Task directions » From the first line to the last, return the data exactly as written.

Page and application data records:
------------------------

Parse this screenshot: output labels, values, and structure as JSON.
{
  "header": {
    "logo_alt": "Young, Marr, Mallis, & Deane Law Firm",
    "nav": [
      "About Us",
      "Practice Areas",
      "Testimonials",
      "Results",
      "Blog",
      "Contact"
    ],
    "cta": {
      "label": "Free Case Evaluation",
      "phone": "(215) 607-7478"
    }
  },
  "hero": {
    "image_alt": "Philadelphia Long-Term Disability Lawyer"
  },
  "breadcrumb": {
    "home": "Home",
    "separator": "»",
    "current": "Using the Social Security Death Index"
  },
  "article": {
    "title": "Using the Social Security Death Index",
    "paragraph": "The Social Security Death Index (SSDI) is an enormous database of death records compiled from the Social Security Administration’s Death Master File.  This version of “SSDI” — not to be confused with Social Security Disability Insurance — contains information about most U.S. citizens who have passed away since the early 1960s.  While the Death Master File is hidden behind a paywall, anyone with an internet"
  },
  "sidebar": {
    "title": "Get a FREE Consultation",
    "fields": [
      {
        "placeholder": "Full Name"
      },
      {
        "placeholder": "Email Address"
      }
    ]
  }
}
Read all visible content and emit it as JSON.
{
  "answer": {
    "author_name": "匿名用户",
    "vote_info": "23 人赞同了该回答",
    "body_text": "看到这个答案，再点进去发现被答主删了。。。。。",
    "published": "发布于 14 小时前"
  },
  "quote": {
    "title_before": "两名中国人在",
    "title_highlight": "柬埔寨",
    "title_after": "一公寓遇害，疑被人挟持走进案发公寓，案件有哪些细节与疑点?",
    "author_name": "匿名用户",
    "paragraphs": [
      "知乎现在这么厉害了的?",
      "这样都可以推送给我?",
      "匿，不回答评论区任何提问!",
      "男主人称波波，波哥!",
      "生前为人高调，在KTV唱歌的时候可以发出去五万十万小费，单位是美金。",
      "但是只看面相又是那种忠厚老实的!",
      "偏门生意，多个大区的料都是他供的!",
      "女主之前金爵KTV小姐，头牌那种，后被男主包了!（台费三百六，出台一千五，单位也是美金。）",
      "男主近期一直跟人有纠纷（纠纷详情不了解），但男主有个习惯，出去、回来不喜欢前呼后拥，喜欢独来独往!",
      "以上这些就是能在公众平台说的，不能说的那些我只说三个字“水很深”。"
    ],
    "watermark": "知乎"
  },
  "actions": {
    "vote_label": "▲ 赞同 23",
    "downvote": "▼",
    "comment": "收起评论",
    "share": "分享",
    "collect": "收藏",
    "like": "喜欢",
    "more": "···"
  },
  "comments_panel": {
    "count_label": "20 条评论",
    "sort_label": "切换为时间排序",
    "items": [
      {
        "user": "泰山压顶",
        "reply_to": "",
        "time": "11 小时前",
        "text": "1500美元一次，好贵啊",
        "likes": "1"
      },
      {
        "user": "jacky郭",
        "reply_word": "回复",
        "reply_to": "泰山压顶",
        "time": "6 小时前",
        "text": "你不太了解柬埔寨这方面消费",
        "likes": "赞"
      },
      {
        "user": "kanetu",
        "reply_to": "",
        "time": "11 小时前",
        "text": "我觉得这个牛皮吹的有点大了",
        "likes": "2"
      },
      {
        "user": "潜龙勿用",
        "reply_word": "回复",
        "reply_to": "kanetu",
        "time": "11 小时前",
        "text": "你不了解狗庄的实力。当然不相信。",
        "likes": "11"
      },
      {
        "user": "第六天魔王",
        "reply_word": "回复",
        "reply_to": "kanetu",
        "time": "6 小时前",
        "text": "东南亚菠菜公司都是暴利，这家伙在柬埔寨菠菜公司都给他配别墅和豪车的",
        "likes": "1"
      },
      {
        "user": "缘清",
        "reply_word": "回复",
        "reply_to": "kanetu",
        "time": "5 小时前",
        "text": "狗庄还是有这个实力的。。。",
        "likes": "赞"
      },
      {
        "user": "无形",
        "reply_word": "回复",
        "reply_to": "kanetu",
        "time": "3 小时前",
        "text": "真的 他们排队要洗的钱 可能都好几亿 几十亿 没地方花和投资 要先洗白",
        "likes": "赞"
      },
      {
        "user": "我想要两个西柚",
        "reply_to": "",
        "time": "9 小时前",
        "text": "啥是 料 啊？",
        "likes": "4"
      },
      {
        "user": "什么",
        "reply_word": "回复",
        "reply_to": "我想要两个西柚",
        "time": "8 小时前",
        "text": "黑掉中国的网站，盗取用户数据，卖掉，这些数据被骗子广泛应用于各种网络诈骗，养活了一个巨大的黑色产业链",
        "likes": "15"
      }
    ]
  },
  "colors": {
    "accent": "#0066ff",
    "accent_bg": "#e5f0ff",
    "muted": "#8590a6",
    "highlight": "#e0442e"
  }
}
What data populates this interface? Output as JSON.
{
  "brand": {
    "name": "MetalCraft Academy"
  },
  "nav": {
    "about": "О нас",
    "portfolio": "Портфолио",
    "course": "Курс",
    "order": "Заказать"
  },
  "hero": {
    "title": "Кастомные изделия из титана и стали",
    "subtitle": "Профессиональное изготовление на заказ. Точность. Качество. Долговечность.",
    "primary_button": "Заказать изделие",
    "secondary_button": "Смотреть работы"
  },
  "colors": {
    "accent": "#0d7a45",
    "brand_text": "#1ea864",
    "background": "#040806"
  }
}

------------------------

Result of the exercise »
Parse this screenshot: output labels, values, and structure as JSON.
{
  "header": {
    "logo_alt": "Young, Marr, Mallis, & Deane Law Firm",
    "nav": [
      "About Us",
      "Practice Areas",
      "Testimonials",
      "Results",
      "Blog",
      "Contact"
    ],
    "cta": {
      "label": "Free Case Evaluation",
      "phone": "(215) 607-7478"
    }
  },
  "hero": {
    "image_alt": "Philadelphia Long-Term Disability Lawyer"
  },
  "breadcrumb": {
    "home": "Home",
    "separator": "»",
    "current": "Using the Social Security Death Index"
  },
  "article": {
    "title": "Using the Social Security Death Index",
    "paragraph": "The Social Security Death Index (SSDI) is an enormous database of death records compiled from the Social Security Administration’s Death Master File.  This version of “SSDI” — not to be confused with Social Security Disability Insurance — contains information about most U.S. citizens who have passed away since the early 1960s.  While the Death Master File is hidden behind a paywall, anyone with an internet"
  },
  "sidebar": {
    "title": "Get a FREE Consultation",
    "fields": [
      {
        "placeholder": "Full Name"
      },
      {
        "placeholder": "Email Address"
      }
    ]
  }
}
Read all visible content and emit it as JSON.
{
  "answer": {
    "author_name": "匿名用户",
    "vote_info": "23 人赞同了该回答",
    "body_text": "看到这个答案，再点进去发现被答主删了。。。。。",
    "published": "发布于 14 小时前"
  },
  "quote": {
    "title_before": "两名中国人在",
    "title_highlight": "柬埔寨",
    "title_after": "一公寓遇害，疑被人挟持走进案发公寓，案件有哪些细节与疑点?",
    "author_name": "匿名用户",
    "paragraphs": [
      "知乎现在这么厉害了的?",
      "这样都可以推送给我?",
      "匿，不回答评论区任何提问!",
      "男主人称波波，波哥!",
      "生前为人高调，在KTV唱歌的时候可以发出去五万十万小费，单位是美金。",
      "但是只看面相又是那种忠厚老实的!",
      "偏门生意，多个大区的料都是他供的!",
      "女主之前金爵KTV小姐，头牌那种，后被男主包了!（台费三百六，出台一千五，单位也是美金。）",
      "男主近期一直跟人有纠纷（纠纷详情不了解），但男主有个习惯，出去、回来不喜欢前呼后拥，喜欢独来独往!",
      "以上这些就是能在公众平台说的，不能说的那些我只说三个字“水很深”。"
    ],
    "watermark": "知乎"
  },
  "actions": {
    "vote_label": "▲ 赞同 23",
    "downvote": "▼",
    "comment": "收起评论",
    "share": "分享",
    "collect": "收藏",
    "like": "喜欢",
    "more": "···"
  },
  "comments_panel": {
    "count_label": "20 条评论",
    "sort_label": "切换为时间排序",
    "items": [
      {
        "user": "泰山压顶",
        "reply_to": "",
        "time": "11 小时前",
        "text": "1500美元一次，好贵啊",
        "likes": "1"
      },
      {
        "user": "jacky郭",
        "reply_word": "回复",
        "reply_to": "泰山压顶",
        "time": "6 小时前",
        "text": "你不太了解柬埔寨这方面消费",
        "likes": "赞"
      },
      {
        "user": "kanetu",
        "reply_to": "",
        "time": "11 小时前",
        "text": "我觉得这个牛皮吹的有点大了",
        "likes": "2"
      },
      {
        "user": "潜龙勿用",
        "reply_word": "回复",
        "reply_to": "kanetu",
        "time": "11 小时前",
        "text": "你不了解狗庄的实力。当然不相信。",
        "likes": "11"
      },
      {
        "user": "第六天魔王",
        "reply_word": "回复",
        "reply_to": "kanetu",
        "time": "6 小时前",
        "text": "东南亚菠菜公司都是暴利，这家伙在柬埔寨菠菜公司都给他配别墅和豪车的",
        "likes": "1"
      },
      {
        "user": "缘清",
        "reply_word": "回复",
        "reply_to": "kanetu",
        "time": "5 小时前",
        "text": "狗庄还是有这个实力的。。。",
        "likes": "赞"
      },
      {
        "user": "无形",
        "reply_word": "回复",
        "reply_to": "kanetu",
        "time": "3 小时前",
        "text": "真的 他们排队要洗的钱 可能都好几亿 几十亿 没地方花和投资 要先洗白",
        "likes": "赞"
      },
      {
        "user": "我想要两个西柚",
        "reply_to": "",
        "time": "9 小时前",
        "text": "啥是 料 啊？",
        "likes": "4"
      },
      {
        "user": "什么",
        "reply_word": "回复",
        "reply_to": "我想要两个西柚",
        "time": "8 小时前",
        "text": "黑掉中国的网站，盗取用户数据，卖掉，这些数据被骗子广泛应用于各种网络诈骗，养活了一个巨大的黑色产业链",
        "likes": "15"
      }
    ]
  },
  "colors": {
    "accent": "#0066ff",
    "accent_bg": "#e5f0ff",
    "muted": "#8590a6",
    "highlight": "#e0442e"
  }
}
What data populates this interface? Output as JSON.
{
  "brand": {
    "name": "MetalCraft Academy"
  },
  "nav": {
    "about": "О нас",
    "portfolio": "Портфолио",
    "course": "Курс",
    "order": "Заказать"
  },
  "hero": {
    "title": "Кастомные изделия из титана и стали",
    "subtitle": "Профессиональное изготовление на заказ. Точность. Качество. Долговечность.",
    "primary_button": "Заказать изделие",
    "secondary_button": "Смотреть работы"
  },
  "colors": {
    "accent": "#0d7a45",
    "brand_text": "#1ea864",
    "background": "#040806"
  }
}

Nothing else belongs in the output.